● What to do: Report back each line of the records that contains the string "time".

● Provided records:
-------------------------

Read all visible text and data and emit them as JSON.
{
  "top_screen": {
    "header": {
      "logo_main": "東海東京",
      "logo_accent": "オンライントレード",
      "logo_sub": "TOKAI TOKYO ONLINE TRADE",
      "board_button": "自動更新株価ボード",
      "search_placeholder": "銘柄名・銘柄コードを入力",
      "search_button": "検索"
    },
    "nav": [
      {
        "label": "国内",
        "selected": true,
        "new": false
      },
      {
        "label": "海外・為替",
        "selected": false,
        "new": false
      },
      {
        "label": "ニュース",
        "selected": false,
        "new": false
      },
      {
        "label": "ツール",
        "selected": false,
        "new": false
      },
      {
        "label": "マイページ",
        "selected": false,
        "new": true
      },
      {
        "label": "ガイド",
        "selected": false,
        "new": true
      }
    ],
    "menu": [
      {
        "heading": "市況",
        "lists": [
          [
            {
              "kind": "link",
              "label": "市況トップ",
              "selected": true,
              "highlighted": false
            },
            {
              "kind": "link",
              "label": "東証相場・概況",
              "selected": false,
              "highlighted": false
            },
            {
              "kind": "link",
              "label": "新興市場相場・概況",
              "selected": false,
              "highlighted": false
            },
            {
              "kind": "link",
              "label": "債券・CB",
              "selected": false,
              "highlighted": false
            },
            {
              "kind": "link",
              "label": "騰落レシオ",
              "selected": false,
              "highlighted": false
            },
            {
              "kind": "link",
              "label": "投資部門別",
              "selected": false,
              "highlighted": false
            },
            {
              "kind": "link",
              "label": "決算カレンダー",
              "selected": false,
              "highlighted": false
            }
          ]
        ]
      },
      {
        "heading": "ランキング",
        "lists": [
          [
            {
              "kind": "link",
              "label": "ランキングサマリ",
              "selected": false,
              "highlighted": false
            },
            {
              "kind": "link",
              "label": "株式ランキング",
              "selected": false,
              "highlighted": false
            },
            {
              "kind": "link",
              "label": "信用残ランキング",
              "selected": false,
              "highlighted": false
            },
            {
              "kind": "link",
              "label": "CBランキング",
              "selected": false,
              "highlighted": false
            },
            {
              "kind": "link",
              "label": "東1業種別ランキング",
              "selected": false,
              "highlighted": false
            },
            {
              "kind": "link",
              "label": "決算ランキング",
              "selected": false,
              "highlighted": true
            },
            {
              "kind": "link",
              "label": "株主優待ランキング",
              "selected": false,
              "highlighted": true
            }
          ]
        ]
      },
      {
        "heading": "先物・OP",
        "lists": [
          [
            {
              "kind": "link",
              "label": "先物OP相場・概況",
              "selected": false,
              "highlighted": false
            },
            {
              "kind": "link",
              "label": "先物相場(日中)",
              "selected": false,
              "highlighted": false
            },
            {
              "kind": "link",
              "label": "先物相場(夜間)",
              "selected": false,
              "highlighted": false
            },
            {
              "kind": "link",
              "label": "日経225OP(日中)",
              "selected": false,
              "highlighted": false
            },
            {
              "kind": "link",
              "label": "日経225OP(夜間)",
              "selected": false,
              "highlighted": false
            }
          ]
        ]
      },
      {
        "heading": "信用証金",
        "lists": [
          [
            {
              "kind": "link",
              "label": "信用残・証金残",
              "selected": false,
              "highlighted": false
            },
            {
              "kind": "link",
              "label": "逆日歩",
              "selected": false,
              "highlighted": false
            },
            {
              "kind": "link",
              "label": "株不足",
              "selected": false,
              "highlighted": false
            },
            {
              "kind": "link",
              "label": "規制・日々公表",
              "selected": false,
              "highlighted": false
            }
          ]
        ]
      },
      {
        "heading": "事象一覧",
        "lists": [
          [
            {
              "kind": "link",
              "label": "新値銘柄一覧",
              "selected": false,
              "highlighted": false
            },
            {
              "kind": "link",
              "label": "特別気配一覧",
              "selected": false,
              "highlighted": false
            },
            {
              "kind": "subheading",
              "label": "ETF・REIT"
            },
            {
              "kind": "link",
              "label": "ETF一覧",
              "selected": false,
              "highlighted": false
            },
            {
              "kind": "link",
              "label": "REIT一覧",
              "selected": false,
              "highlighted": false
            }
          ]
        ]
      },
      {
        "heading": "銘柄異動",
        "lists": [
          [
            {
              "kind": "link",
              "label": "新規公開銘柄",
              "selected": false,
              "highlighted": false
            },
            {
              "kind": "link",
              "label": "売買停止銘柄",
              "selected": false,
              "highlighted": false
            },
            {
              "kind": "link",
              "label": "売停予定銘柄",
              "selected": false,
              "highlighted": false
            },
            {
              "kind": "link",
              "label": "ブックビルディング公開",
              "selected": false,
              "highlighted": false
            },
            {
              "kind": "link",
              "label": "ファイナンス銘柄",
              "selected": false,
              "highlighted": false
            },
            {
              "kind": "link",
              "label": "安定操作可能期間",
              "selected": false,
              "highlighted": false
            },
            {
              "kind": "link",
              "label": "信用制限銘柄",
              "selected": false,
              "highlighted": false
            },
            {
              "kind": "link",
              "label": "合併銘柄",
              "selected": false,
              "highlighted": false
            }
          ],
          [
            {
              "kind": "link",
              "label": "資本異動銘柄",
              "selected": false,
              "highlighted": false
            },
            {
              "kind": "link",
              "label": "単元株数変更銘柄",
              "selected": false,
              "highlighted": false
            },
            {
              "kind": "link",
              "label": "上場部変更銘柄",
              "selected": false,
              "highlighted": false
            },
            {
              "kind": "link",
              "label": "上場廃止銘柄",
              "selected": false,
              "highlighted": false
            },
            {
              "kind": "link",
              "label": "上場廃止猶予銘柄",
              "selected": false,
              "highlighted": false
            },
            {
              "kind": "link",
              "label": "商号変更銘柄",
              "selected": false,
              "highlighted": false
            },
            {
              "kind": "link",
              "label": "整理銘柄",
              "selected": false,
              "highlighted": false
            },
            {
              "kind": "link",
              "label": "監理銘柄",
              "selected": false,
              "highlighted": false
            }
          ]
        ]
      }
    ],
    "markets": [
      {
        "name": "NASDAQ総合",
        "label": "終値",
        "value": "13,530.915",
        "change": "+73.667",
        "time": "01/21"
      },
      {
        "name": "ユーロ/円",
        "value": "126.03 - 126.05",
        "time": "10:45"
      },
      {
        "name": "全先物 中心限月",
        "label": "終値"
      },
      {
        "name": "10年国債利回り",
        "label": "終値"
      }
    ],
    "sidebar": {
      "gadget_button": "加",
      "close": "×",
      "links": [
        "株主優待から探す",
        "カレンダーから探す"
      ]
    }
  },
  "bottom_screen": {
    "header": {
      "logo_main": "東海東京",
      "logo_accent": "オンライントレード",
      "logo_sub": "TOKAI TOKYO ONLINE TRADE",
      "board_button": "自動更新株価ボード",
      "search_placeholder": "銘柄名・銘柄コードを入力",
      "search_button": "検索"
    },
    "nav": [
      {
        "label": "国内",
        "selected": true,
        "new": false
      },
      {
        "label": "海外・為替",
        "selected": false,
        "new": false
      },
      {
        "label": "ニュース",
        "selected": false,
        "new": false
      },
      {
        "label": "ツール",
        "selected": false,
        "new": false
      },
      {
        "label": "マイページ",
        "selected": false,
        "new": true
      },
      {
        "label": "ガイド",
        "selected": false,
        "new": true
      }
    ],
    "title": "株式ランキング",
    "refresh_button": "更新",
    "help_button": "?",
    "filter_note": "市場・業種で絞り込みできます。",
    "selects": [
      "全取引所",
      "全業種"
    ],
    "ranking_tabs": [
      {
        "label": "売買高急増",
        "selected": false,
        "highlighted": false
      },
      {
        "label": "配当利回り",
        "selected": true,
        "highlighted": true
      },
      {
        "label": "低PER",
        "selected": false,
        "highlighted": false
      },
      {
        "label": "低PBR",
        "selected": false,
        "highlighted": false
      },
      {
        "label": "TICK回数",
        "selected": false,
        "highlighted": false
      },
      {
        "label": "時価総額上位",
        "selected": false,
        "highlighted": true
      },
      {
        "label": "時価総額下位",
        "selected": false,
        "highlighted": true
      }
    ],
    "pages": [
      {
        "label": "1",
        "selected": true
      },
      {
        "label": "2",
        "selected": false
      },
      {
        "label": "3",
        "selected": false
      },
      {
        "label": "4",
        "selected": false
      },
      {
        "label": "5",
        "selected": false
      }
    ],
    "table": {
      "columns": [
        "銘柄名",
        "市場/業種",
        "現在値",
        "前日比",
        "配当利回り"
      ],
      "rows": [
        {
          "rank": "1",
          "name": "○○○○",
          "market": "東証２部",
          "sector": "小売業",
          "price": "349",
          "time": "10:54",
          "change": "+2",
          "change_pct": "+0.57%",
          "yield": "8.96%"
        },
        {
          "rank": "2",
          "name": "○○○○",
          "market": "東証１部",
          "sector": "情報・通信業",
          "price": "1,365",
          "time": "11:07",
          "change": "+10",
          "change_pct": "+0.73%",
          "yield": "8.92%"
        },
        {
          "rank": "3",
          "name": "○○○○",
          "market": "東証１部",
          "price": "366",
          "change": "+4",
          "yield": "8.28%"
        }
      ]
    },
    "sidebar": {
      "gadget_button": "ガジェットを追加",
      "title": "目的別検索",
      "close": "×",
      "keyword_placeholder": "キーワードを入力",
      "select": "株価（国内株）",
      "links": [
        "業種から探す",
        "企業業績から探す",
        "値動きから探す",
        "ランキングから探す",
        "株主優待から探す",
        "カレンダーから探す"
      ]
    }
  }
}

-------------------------

● Answer area:
        "time": "01/21"
        "time": "10:45"
          "time": "10:54",
          "time": "11:07",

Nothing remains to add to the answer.